When you begin the process of determining your parenting schedule, discuss how you want handle the holidays with your spouse and your attorney. You can include requirements for the holidays in your parenting time order that allow for you and your spouse to each have sufficient time with your children for the holidays and build your own traditions with them. For further guidance with this and other issues that can crop up when dealing with family law issues, contact an experienced Florida family law attorney.
Every Family has Unique Needs
And these needs will come into consideration when you plan how your children will spend the holidays after your divorce. For example, divorcing couples of different faiths often have their children celebrate both parents’ religious holidays with them. Other specific holidays that parents might want to have written into their parenting plan orders are specific cultural holidays, parent and other family members’ birthdays, and parent-specific holidays like Mother’s Day and Father’s Day.
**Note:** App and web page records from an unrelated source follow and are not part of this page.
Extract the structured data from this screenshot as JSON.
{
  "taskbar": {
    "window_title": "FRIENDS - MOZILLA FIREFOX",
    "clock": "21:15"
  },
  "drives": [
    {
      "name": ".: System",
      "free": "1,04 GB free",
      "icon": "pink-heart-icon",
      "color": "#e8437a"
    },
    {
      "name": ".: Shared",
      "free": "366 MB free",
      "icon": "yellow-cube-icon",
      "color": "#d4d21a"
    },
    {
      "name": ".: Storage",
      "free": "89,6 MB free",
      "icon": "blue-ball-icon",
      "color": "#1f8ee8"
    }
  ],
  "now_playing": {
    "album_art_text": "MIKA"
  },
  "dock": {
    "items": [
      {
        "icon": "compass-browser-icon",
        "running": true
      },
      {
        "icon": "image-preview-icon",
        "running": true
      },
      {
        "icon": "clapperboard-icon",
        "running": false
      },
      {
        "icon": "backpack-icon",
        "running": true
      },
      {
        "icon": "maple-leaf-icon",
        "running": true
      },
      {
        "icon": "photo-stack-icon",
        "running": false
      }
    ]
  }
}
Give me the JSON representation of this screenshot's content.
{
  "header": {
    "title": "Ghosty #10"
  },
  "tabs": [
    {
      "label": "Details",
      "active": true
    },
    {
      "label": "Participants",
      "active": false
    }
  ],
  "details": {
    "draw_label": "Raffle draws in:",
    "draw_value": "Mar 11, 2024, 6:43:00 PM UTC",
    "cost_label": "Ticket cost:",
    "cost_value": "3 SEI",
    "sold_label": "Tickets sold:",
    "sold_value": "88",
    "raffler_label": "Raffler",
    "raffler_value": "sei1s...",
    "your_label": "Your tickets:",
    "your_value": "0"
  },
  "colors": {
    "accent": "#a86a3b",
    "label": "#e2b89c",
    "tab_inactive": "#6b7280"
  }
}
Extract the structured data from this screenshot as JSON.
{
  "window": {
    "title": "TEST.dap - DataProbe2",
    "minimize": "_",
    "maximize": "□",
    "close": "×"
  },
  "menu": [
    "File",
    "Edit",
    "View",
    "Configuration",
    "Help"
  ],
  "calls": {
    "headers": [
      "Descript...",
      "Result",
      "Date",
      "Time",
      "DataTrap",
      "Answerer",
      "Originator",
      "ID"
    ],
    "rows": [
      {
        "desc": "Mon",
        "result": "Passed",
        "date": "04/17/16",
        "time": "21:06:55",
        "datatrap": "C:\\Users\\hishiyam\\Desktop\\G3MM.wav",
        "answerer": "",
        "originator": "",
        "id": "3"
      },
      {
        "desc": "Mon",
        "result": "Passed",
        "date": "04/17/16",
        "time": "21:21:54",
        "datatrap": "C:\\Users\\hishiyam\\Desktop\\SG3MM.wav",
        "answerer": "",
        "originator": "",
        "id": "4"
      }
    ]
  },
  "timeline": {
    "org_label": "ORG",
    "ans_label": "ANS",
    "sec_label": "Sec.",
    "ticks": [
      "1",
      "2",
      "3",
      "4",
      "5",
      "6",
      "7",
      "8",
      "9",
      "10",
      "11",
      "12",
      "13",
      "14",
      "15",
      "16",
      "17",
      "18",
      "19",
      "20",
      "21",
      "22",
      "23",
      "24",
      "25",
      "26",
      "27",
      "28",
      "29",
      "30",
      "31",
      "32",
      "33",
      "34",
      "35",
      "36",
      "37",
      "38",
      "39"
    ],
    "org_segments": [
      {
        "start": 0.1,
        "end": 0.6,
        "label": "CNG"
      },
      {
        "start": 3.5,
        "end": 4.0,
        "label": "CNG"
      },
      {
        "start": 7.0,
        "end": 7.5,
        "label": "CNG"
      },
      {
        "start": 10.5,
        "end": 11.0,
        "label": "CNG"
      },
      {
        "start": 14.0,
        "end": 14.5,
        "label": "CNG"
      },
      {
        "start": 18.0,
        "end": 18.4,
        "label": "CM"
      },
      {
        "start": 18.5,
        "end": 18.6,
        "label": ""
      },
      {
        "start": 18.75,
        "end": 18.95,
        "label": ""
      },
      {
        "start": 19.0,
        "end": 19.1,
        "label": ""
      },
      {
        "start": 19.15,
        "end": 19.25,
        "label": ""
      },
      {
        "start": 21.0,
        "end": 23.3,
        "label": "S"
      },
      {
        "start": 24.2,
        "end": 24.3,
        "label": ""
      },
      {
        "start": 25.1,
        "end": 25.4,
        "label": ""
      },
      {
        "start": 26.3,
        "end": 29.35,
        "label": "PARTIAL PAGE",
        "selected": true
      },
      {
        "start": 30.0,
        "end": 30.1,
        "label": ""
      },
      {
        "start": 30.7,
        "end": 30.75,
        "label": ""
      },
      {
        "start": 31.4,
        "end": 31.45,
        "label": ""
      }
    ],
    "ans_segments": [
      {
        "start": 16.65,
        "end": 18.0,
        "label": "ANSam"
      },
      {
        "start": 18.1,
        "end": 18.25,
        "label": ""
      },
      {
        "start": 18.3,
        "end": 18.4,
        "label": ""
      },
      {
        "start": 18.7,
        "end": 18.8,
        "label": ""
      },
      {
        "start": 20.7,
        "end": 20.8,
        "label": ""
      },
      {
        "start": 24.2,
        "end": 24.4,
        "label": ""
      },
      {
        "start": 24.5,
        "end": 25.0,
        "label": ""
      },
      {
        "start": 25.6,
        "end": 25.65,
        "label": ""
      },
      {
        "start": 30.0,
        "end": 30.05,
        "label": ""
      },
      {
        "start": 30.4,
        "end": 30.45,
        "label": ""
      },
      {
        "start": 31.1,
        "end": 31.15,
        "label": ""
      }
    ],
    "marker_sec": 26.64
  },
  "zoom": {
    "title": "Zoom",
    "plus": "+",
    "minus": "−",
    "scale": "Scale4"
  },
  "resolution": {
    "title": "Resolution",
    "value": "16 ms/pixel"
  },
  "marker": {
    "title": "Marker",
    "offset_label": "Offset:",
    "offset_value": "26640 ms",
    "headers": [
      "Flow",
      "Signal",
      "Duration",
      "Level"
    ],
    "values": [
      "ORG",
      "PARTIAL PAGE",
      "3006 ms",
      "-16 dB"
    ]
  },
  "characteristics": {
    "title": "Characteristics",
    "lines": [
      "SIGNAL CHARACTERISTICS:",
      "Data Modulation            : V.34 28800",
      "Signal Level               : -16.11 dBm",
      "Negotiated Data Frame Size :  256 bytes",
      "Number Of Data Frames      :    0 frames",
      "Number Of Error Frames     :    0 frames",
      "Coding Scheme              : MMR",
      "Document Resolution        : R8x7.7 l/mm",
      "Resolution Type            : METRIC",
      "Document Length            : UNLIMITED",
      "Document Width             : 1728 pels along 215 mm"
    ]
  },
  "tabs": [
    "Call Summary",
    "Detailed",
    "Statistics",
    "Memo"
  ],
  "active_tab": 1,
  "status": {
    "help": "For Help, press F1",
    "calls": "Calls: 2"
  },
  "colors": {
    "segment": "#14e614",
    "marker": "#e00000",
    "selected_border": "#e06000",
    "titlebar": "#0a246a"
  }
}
In situations where both parents celebrate the same holiday, many opt to either alternate or share the holidays. Whether it makes more sense to alternate or to share a holiday depends largely on how close the parents live to each other and the logistics of getting their children to both households without sacrificing the day to traffic or unreasonable travel times.
Alternating vs. Sharing Holidays
In cases where parents opt to alternate holidays, this is often handled by writing up an agreement where one parent spends specific holidays with the children on even-numbered years while the other parent spends those holidays with the children on odd-numbered years. For example, a child might spend Thanksgiving with Mom and Christmas with Dad in 2015, then Thanksgiving with Dad and Christmas with Mom in 2016.
For families who choose to share holidays, the court often imposes specific time frames for each parent. An example of this is one parent having the children for Christmas morning, then sending them to the other parent’s house for the afternoon and evening, then following this arrangement in reverse the following year and alternating between these arrangements for the years to come.
Work with a Winter Park Child Custody Attorney
As a parent going through a divorce or considering ending your marriage in the near future, it is in your best interest to work with an experienced Winter Park family attorney. Contact Sperling Ducker today at 407-645-3297 to schedule your initial legal consultation with our firm. We can answer any question you have about divorcing and handling family issues in Florida and provide you with the guidance you need as you navigate them.